The Dean of the Saw Swee Hock School of Public Health believes it’s important to hold on to the public health mantra of blaming everything on tobacco companies, and will willingly cite flawed American studies that purport to link teenage brain developmental problems to nicotine. It’s a desperate line of argument used to justify criminalizing and fining ($300) young smokers who want to switch to vaping – one eagerly swallowed and regurgitated by the local media.
Thai officials believe that rapid action is required to block loopholes in their new tobacco products bill. They realised that although they tried to block foreigners from having control over tobacco and vape manufacturing in the country, the legislative gaps means that (in effect) non-Thai companies could achieve over a 49% holding in any business through using proxy shareholders.

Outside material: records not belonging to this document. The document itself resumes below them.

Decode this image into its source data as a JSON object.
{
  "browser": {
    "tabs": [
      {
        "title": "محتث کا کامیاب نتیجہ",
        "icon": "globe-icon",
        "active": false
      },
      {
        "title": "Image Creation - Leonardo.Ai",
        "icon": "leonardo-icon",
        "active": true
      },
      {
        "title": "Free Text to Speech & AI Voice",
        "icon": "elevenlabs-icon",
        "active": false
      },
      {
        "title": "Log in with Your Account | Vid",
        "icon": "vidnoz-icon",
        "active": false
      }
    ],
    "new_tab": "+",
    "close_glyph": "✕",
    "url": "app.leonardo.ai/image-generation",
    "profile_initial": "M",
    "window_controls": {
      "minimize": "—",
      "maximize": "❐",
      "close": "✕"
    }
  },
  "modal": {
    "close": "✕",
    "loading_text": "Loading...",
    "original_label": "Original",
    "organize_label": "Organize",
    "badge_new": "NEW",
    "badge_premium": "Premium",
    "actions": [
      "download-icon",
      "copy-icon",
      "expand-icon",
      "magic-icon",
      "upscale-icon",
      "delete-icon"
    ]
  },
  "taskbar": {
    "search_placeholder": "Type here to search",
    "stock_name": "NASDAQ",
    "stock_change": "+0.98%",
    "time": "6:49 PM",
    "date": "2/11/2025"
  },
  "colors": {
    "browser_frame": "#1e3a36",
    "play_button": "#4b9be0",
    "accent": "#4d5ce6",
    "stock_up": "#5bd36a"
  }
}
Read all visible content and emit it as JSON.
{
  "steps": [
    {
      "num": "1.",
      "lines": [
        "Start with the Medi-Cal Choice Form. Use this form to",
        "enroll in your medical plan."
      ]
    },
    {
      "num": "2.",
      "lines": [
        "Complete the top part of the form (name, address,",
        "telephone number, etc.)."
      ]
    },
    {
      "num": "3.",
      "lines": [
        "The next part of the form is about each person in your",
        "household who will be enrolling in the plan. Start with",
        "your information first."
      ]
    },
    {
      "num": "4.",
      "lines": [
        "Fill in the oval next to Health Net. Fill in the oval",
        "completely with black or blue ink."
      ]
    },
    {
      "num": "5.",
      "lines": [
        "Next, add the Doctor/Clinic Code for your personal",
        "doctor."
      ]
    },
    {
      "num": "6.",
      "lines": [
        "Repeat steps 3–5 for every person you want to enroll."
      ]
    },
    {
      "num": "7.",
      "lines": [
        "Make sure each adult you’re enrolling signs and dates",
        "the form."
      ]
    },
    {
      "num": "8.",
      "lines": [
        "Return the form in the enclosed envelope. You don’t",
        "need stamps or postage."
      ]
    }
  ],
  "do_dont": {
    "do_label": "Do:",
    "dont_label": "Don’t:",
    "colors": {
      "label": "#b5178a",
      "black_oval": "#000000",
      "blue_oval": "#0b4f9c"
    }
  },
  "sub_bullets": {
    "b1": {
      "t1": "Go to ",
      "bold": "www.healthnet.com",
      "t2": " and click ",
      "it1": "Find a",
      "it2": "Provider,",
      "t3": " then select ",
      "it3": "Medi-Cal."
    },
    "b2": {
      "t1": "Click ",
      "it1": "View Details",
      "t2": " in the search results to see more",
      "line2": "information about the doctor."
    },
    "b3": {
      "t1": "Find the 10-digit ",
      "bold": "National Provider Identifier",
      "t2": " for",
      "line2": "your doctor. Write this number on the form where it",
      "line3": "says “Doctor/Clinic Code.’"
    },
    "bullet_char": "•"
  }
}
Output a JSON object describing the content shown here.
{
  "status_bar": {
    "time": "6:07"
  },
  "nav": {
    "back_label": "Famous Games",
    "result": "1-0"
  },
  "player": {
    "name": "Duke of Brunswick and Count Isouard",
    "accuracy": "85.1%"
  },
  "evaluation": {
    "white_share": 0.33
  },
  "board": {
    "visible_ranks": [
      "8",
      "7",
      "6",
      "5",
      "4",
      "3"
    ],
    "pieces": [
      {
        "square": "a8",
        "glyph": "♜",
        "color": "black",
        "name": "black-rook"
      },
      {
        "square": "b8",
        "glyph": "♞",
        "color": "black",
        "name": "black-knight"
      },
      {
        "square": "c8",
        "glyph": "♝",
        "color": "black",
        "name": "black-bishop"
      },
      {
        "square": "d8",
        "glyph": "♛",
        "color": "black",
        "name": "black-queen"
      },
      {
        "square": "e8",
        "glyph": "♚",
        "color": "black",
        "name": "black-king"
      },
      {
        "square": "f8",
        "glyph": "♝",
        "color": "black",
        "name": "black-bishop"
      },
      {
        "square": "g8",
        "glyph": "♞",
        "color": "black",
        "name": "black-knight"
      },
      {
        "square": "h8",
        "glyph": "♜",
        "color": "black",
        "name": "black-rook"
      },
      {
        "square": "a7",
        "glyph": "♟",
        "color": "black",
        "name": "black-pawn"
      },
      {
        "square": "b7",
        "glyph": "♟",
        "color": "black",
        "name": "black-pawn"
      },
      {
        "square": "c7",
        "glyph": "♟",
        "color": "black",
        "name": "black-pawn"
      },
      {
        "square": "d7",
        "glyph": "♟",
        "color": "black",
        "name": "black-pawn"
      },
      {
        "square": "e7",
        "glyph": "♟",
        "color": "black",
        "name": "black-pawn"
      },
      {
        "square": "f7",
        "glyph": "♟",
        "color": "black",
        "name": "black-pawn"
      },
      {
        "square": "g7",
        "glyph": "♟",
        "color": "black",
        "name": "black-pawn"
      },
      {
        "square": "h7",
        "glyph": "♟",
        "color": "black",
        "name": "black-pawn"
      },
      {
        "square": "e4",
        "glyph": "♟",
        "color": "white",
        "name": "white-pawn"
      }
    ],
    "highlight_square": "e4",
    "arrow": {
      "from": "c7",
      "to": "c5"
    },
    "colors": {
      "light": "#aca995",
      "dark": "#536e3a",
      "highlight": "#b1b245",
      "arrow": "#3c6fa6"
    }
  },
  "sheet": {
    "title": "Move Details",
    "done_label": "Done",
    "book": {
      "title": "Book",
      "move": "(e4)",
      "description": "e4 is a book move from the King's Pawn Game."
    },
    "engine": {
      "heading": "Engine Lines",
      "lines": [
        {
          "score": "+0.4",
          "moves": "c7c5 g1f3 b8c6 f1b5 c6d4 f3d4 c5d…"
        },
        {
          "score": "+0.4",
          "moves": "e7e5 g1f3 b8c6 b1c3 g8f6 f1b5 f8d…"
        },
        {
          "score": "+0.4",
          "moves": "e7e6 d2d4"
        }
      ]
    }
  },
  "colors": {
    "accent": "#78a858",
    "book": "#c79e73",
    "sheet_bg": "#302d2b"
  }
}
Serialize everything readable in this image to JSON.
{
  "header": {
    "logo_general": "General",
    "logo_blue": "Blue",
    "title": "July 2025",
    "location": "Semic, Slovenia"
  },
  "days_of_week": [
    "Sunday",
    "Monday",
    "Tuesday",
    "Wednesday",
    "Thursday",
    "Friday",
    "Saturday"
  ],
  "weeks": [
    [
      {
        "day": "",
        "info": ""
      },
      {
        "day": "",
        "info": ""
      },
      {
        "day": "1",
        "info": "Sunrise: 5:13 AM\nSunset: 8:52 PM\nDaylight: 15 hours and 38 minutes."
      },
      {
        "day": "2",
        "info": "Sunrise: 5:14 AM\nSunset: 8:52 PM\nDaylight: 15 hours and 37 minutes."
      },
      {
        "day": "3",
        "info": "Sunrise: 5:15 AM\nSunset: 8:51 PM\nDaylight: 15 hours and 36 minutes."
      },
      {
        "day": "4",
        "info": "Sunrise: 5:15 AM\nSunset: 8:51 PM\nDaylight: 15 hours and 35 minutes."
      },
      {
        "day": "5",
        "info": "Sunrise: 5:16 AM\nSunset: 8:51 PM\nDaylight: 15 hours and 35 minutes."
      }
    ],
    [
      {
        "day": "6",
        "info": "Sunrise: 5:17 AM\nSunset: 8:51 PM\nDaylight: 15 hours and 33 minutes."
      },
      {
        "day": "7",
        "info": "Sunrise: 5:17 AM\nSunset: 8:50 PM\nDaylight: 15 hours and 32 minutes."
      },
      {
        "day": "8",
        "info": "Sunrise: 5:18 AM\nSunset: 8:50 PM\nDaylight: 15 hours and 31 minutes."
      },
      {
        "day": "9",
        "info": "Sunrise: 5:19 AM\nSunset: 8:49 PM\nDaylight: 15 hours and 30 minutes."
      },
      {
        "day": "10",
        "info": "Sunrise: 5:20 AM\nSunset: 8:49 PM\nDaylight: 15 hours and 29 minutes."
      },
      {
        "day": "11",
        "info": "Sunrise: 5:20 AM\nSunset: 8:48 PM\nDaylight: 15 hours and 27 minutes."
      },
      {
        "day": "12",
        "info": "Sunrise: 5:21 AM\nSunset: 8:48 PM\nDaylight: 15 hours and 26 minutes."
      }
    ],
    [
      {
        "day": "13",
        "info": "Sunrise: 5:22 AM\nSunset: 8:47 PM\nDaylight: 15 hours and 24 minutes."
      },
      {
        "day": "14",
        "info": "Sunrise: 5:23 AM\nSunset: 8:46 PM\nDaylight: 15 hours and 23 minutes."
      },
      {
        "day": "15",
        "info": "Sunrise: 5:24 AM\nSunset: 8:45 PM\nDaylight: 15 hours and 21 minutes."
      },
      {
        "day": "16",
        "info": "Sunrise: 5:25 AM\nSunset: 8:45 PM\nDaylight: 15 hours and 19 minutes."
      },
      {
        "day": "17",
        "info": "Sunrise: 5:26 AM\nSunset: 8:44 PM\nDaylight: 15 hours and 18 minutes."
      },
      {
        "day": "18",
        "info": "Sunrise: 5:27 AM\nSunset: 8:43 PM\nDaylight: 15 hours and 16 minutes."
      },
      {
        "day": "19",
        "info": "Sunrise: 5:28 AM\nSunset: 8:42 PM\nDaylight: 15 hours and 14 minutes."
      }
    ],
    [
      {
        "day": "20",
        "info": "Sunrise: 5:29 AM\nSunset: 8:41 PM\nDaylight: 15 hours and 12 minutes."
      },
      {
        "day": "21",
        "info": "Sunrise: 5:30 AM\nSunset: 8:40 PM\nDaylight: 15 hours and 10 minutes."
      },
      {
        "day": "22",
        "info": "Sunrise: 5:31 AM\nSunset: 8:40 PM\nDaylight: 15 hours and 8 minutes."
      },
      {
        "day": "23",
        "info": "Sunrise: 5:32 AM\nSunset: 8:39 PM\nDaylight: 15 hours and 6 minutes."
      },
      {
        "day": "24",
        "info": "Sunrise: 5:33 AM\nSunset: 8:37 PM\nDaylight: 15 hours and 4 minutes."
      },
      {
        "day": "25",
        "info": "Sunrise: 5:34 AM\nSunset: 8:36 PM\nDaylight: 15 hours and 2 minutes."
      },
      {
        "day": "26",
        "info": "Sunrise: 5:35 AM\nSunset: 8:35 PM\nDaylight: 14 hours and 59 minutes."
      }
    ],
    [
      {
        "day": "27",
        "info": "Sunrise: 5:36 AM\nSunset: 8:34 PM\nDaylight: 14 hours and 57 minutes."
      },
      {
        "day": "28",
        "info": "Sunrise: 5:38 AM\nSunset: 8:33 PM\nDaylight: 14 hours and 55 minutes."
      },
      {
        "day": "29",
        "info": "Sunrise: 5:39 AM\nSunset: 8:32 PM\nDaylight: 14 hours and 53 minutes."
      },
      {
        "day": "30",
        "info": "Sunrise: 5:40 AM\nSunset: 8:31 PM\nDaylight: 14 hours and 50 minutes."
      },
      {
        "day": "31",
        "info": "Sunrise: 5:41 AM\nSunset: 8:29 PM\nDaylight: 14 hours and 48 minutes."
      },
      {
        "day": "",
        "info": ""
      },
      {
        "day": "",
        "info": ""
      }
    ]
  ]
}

Thai lawyers state that the lack of clarity could open the way for foreigners to exert a controlling influence, and that no one would be able to guarantee tobacco companies do not hold influence in the cabinet.
In Malaysia, as we have been tracking for a number of years, politicians and health officials share this tunnel-vision fear of Big Tobacco. In fact it has become so great that no lie can be too big as long as it is justified by winning the war against that industry. What they all-too frequently forget is that there is a vibrant and successful independent sector pushing a harm reduction agenda.
The Star newspaper repeats an old one this week, retelling the fib that almost 40% of Malay 14 and 15 year-olds vape, according to the Health Ministry. Its study found exactly what ministers wanted it to find: high numbers of users to shock the public and vapers to say that they are doing something as dangerous as smoking. “It’s a fact,” writes The Star, to something that is anything but.
The paper reports: “Universiti Malaya nicotine addiction specialist Associate Professor Doctor Amer Siddiq Amer Nordin believes there is a ‘high possibility’ of e-cig and vape users moving on to cigarettes. It’s been his concern all along.”
Looking at the treatment of vaping in Malaysia is like entering a frightening 1984 world of doublespeak. The Deputy Education Minister is quoted as saying: “We must go to schools. And parents must be aware that e-cigs and vape are no different from tobacco products… We must ‘de-normalise’ smoking.”
And as if vape replacing smoking wasn’t denormalising smoking to begin with, the paper repeats the hysterical calls from the Association of Adolescent Health: “[We] urged the Health Ministry to take aggressive steps to protect our youth from the harmful effects of using e-cigs or vape, by implementing a complete ban on the manufacturing, distribution and marketing, of the devices.”
It’s sadly ironic that the people who will suffer the most from these ill-judged attempts to protect the young are the teens themselves.